EXERCISE REQUIREMENTS:
Below are records; give the number of their lines that contain "System", and only that number.

╭──

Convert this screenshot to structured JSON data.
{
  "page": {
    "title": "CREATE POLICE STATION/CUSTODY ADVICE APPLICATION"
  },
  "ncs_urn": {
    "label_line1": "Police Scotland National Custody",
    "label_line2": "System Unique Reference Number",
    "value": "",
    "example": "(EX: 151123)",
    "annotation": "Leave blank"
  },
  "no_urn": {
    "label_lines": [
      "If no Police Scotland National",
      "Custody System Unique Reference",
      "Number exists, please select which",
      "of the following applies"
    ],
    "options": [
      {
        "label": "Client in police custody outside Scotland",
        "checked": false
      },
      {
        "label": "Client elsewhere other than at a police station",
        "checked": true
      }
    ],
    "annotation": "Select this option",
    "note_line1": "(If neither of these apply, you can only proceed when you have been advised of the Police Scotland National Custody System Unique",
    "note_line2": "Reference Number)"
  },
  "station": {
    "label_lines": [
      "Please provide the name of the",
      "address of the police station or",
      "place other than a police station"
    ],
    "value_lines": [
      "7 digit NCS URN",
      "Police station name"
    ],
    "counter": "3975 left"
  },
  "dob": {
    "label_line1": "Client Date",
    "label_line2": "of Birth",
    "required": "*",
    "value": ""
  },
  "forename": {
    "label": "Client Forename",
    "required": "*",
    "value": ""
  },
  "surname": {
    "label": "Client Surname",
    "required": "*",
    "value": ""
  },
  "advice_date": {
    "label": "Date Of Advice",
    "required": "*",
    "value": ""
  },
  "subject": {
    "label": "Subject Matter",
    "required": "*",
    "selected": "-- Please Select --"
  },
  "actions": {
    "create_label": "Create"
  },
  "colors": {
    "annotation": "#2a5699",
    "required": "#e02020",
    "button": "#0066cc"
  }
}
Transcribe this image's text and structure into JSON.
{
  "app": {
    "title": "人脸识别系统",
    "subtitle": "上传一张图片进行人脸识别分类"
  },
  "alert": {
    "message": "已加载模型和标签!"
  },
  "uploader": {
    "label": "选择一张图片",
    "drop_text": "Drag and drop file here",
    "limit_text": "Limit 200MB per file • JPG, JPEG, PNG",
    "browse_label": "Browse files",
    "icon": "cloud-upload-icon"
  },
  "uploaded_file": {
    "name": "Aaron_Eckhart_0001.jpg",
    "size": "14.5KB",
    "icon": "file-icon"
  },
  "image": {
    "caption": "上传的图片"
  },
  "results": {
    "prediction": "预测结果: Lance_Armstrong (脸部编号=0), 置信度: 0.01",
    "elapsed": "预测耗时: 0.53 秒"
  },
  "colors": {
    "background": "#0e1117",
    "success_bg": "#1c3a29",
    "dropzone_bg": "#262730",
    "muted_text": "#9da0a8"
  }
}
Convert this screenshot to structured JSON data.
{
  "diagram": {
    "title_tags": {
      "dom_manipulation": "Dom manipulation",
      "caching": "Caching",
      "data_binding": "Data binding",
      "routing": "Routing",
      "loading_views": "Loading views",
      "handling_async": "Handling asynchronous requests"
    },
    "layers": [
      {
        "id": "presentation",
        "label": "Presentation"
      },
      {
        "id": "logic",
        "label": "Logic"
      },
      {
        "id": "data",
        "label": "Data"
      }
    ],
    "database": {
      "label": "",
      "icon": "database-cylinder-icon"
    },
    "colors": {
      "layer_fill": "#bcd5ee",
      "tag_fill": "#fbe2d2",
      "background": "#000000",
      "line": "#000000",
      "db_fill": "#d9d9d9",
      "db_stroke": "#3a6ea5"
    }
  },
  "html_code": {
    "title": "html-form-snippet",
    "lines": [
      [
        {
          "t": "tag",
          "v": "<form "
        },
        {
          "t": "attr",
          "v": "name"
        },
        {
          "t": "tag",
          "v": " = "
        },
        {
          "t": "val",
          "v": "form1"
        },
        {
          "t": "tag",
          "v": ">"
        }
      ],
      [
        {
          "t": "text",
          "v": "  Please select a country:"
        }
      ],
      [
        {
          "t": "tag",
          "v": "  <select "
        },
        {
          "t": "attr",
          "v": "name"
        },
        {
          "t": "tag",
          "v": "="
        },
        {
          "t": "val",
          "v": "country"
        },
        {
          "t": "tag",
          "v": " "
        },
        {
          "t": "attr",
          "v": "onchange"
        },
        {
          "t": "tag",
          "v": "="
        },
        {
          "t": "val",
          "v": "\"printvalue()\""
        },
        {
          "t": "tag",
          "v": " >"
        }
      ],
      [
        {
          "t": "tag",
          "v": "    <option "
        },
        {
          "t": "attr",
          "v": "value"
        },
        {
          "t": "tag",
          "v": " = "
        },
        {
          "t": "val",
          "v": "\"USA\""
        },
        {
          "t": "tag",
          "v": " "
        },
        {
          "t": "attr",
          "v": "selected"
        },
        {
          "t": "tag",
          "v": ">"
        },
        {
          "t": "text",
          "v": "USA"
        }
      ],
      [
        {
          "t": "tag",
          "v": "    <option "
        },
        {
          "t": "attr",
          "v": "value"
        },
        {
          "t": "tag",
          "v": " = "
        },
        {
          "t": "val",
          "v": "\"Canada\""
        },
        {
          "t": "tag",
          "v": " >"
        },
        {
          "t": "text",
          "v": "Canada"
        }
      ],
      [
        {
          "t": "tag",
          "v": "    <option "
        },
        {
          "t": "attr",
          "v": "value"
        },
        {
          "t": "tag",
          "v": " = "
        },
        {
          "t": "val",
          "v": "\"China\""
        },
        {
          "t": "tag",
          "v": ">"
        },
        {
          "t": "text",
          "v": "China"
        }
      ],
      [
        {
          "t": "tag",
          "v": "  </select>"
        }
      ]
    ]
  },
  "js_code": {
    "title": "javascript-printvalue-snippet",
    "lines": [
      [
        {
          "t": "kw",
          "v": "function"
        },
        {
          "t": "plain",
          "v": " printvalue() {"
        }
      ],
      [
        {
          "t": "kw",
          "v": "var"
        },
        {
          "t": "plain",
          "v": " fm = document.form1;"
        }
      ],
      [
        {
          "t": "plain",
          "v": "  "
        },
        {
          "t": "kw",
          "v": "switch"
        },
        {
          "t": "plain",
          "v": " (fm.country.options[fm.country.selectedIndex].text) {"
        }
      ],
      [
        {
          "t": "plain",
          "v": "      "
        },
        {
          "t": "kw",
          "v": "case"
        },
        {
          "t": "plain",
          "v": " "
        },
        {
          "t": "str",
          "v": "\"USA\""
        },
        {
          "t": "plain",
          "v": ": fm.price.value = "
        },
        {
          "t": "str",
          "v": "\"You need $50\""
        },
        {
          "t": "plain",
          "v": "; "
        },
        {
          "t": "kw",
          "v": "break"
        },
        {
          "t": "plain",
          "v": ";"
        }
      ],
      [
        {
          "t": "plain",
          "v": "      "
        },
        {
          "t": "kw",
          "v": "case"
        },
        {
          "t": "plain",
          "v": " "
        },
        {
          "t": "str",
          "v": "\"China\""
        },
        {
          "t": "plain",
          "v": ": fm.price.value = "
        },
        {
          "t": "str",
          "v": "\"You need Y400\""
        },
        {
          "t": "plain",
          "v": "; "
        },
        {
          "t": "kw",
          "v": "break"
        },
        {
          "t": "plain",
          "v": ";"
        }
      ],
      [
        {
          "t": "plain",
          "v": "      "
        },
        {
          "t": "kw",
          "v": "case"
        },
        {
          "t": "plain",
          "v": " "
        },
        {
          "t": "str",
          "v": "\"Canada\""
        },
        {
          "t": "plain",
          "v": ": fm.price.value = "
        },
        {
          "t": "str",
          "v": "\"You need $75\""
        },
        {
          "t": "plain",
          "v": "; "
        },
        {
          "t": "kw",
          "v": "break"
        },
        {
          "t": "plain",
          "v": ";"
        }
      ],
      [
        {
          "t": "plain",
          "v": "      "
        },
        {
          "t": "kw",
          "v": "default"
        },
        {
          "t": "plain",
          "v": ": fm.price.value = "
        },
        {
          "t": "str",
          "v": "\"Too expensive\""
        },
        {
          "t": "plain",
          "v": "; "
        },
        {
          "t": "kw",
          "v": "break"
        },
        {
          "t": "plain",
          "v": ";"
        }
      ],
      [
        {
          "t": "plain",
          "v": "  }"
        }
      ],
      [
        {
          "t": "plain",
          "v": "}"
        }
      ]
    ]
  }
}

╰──

ANSWER:
3